Regional economic integration is something usually associated with international trade blocs – the European Union, ASEAN, and so forth. But two of the most important cases aren’t international – they are happening within India and China. Both countries are more populous than any international “region” (excluding of course regional groupings which include either India or China), and both have had very poorly integrated national markets, for reasons to do both with internal transport infrastructure, and the protection of sub-national markets by various means.
Global economic integration – quick, and institutionally shallow – is the hare; regional integration is the tortoise.
Opposition to the UK government’s cuts, since 2010, in all public services – deep cuts in police, transport, hospitals, schools, fire, universities, disability benefits, mental health services, care for the elderly, legal aid for the poor, nursery schools, the army, green technology … everything – has gone under that banner of “anti-austerity”. And every time I hear the slogan, I despair.
Our friends Giorgio and Gemma, visiting here from Rome, had this impression from a recent trip to New York: workers in New York are scared. Security staff enforced seemingly trivial rules – don’t step across this line – in a way that they couldn’t explain otherwise.
Workers watch you so nervously when they themselves are watched closely and their jobs are insecure. Continue reading
Continuing the fast food theme (yum): BK in the USA vs. BK in Denmark, fast food work can provide living wages, if the institutional environment is right. Read the report by Liz Alderman and Steven Greenhouse in the New York Times.

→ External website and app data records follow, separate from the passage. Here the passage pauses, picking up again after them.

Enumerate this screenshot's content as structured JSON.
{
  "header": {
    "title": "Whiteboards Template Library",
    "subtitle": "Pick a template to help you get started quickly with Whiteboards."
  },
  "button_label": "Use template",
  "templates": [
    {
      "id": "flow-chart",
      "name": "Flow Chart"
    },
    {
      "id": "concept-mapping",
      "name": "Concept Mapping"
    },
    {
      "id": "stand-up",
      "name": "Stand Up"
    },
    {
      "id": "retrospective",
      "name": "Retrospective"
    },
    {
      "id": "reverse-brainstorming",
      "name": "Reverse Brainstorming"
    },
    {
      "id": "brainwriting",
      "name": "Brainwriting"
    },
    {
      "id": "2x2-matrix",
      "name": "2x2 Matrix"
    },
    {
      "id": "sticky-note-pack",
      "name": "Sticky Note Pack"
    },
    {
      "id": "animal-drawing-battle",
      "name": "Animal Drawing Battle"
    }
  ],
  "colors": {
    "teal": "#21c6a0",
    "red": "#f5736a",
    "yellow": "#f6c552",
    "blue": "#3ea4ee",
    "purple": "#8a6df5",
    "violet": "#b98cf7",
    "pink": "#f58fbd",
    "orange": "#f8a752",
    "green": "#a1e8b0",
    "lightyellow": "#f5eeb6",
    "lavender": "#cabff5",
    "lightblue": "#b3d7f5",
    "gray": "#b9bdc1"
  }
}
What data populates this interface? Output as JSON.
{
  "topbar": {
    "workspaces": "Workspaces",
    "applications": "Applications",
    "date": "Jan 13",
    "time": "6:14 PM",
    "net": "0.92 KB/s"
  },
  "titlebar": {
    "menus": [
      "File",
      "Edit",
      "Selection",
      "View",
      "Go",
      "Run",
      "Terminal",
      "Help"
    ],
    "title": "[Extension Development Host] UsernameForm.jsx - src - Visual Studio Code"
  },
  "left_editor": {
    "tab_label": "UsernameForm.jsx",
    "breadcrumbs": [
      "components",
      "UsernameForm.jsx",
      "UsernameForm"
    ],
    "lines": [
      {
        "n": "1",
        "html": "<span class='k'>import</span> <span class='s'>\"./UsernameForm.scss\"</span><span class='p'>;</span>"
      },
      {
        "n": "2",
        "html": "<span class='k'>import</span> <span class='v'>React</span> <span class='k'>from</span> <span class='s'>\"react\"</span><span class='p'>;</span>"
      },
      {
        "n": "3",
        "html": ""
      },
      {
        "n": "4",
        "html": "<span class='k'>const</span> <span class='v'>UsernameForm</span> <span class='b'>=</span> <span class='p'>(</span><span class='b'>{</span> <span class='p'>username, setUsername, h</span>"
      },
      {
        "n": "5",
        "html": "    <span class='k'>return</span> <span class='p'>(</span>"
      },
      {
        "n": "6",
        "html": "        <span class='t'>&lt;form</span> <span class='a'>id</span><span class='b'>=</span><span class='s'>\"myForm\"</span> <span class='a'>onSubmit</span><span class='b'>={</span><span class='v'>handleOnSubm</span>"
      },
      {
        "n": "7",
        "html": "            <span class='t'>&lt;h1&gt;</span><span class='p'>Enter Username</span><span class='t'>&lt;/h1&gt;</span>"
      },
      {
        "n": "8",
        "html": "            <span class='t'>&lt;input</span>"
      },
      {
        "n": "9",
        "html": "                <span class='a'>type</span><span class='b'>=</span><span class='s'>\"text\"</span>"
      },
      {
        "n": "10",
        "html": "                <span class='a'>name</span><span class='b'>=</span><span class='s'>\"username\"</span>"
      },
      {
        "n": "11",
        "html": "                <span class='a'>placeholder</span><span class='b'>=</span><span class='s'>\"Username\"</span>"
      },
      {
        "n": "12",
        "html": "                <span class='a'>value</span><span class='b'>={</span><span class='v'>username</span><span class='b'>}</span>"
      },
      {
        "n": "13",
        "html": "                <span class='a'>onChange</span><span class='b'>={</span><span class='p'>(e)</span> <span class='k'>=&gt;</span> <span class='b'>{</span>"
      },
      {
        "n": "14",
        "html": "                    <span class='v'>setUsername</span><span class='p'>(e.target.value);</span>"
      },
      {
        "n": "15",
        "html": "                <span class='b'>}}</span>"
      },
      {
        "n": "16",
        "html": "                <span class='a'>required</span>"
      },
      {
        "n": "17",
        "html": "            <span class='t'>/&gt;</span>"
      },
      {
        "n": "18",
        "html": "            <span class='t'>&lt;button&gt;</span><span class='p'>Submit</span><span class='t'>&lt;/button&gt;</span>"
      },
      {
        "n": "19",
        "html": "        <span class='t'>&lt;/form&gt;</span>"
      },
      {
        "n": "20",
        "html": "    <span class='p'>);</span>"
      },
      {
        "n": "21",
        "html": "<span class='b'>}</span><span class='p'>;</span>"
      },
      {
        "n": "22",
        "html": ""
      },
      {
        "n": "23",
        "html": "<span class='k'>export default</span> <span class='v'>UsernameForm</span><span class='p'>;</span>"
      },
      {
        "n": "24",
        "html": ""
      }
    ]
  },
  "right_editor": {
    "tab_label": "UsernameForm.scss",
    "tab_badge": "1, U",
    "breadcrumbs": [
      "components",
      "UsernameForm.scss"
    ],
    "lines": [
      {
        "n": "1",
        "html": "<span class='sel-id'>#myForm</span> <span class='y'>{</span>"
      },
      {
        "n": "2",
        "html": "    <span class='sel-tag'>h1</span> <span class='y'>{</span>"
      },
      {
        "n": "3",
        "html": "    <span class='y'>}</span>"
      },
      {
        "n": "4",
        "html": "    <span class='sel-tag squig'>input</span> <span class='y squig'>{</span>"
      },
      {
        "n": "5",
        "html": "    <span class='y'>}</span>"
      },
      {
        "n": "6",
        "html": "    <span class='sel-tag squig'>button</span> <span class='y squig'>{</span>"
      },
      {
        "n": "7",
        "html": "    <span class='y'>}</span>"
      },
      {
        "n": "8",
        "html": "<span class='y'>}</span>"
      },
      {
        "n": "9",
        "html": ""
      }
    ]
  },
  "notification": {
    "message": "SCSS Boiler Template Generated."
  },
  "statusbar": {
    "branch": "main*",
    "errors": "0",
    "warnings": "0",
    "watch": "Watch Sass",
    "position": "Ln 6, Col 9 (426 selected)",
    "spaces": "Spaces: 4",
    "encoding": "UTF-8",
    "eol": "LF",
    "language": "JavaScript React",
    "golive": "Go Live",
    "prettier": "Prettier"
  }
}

The fast food restaraunt is an organizational technology designed to use low cost labor – a restaurant that can operate without any employee who knows how to cook! Continue reading
Two weeks advance notice, or you get paid more.
San Francisco is the latest American jurisdiction to find an answer to what are called, here in Britain, “zero hours contracts”. As reported by Claire Zillman in Fortune:
[San Francisco’s Board of Supervisors, which is also the city council of that city+county] voted unanimously on Tuesday [25 November] afternoon in favor of measures aimed at giving retail staffers more predictable schedules and access to extra hours. The ordinances will require businesses to post workers’ schedules at least two weeks in advance. Workers will receive compensation for last-minute schedule changes, “on-call” hours, and instances in which they’re sent home before completing their assigned shifts.
There is a select group of people who can’t take seriously any sentence with the word “skills” in it because, at an impressionable age, they were exposed to Napoleon Dynamite. ND being a film about a boy who is convinced that a range of fairly worthless skills – from the use of nunchucks to high-performance computer gaming – will impress the girls. Not being a sports fan myself, my reflexive response would be to put football (that is, for any compatriots of mine reading this, soccer) skills in this category: it can be a fun game and maybe you will impress those who you wish to impress (or maybe not), but if we’re talking about the problem of skills in our economy surely we should get serious, and talk about literacy, numeracy, and that sort of thing.
Germany wasn’t doing well in international football competition a decade ago, and to solve this problem it turned to what it does best: training. What Germany has done to improve its football skills in recent years as documented in an excellent article by Stuart Jeffries in the Guardian last May is particularly interesting because is shows how the passion for learning a skill for which the market is small and precarious – the case here is football, but similar cases could be made for many arts and sciences – can be harnessed to ensure the acquisition of general, transferable skills.
There are two reasons to treat football skills as meaningful human capital. Continue reading